It was a scorching start, as Davison smacked a six and a four off the last two balls of the first over from Daryl Tuffey. In the fourth over he plundered 22 runs off Michael Mason, who bowled a no-ball in addition, hammering successive boundaries off the first four balls, and then another off the last.
He took three more fours in the next two overs from Mason. The opening partnership with Geoff Barnett was worth 76 runs. Earlier the New Zealand wicketkeeper Brendon McCullum had taken the record by reaching his fifty in 20 deliveries, which he improved upon later.
Davison’s attitude and heroics are an inspiration to players from the lesser teams who are pitched against seasoned performers at the highest stage. It is not easy for weekend cricketers to hold their own when facing professionals who train day in and day out.
The minnows are capable of springing a surprise or two. After all, this is the game of cricket in which unexpected things do happen sometimes.
But for someone from a minor team to compete on equal terms, and indeed smash records, is a stupendous achievement. Davison can hold his head high. Very high.
The 2011 World Cup was abysmal for Davison, as it was for Steve Tikolo, a poor reflection of their stupendous work earlier. Davison started on the right note though, dismissing the Sri Lankan stars Kumar Sangakkara (92) and Mahela Jayawardene (100) who had put on 179 for the third wicket.
He enticed Sangakkara into hitting back a return catch, and in his next over had Jayawardene caught on the leg-side. Davison finished with two for 56 in his 8 overs.
Then began his woes. He was bowled first ball for a duck and Canada crashed to a 210-run defeat.

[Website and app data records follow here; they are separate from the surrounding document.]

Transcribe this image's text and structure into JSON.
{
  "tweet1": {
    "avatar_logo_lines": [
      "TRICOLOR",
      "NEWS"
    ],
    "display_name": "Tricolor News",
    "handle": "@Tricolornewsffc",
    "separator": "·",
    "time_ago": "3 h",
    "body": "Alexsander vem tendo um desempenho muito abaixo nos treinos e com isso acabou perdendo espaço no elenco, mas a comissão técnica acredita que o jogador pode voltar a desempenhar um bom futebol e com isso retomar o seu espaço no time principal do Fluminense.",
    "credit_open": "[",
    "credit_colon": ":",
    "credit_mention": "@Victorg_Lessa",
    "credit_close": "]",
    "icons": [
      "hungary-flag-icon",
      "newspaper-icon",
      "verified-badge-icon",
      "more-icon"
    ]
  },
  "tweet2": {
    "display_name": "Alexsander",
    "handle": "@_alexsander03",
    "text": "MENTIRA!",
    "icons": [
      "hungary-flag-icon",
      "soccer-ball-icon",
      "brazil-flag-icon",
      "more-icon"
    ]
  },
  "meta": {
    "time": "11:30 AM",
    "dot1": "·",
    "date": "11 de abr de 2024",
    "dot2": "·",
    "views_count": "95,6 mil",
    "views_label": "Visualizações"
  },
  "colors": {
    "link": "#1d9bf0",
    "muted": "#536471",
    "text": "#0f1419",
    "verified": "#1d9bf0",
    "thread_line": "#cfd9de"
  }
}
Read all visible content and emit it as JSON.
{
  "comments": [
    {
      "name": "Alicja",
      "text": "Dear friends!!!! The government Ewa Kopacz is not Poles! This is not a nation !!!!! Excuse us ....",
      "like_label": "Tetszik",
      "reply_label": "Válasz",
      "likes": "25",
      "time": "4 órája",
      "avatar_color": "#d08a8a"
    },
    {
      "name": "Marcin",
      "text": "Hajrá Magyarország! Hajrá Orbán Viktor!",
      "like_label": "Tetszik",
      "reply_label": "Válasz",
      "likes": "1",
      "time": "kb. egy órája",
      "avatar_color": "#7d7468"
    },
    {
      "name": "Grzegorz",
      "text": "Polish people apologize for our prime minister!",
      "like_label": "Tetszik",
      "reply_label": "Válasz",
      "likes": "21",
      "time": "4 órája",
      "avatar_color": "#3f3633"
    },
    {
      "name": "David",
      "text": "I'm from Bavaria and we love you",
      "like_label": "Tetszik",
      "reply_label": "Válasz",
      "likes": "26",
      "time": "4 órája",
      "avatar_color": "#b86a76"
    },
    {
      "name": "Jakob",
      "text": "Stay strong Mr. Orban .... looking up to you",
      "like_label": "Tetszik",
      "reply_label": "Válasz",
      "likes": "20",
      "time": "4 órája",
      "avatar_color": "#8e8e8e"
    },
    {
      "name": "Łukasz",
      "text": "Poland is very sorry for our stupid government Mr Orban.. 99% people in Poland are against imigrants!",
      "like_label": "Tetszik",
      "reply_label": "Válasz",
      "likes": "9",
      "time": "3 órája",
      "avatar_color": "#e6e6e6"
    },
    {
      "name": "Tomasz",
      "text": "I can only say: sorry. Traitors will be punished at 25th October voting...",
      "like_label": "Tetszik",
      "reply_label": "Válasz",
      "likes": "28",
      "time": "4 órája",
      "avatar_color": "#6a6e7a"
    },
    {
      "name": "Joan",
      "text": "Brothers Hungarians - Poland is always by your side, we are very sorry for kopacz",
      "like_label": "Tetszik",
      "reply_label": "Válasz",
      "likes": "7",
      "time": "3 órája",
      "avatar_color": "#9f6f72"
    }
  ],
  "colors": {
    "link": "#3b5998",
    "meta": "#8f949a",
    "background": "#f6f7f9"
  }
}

He went wicketless against Zimbabwe, and was bowled again for a duck, this time lasting 8 deliveries. Canada now lost by 175 runs.
He missed the Pakistan game in which the Canadian bowlers acquitted themselves honourably. As Kenya were bowled out for 198, Davison bagged one for 26. He came to the crease at No. 7, cracked the only ball that he faced to the boundary, and was at the non-striker’s end as the captain Ashish Bagai brought up the winning runs.
Having bagged the wicket of Jesse Ryder, Davison had a return of one for 30 in 10 overs in a New Zealand total of 358 for six. Continuing to bat at No. 7, he was finding some form with two exquisite cover-driven boundaries, though looked decidedly uncomfortable against the short ball. He then ran himself out inexplicably, having scored 15. Canada were beaten by 97 runs.
In the last league match, Davison opened the batting with Hiral Patel against the express speed of the Australians Shaun Tait and Brett Lee. In the first over he flicked Tait over square-leg where Michael Hussey just failed to hold on, and the ball raced away to the boundary. Patel crashed Lee for 3 fours in the next over, and then smashed Tait over extra-cover for a six.
Davison hit Lee for boundaries on either side of the wicket in the fourth over, but gloved a short delivery to Brad Haddin behind the stumps. The pair had raised 41 runs in 3.5 overs. Davison departed one last time, having scored 14 off 12 balls, the final flicker before the light went out.
Patel racked up 54 off 45 deliveries, comprising 5 fours and 3 sixes. Davison got a revenge of sorts over Haddin, having him caught by wicketkeeper Bagai, and also held the catch that dismissed Ricky Ponting. Australia won by 7 wickets.
In the 2011 World Cup Davison was woefully short on performance but not lacking in effort. Ultimately he finished a few notches below what he might have. But there is no doubt that he provided much of the excitement on behalf of his team.
John Davison’s World Cup record:
Matches 14, Highest Score 111, Runs 340, Average 26.15, Strike-rate 110.38. Hundred 1, Fifties 2, Catches 8
Wickets 17, Average 30.23, Best 3/15, Economy 4.84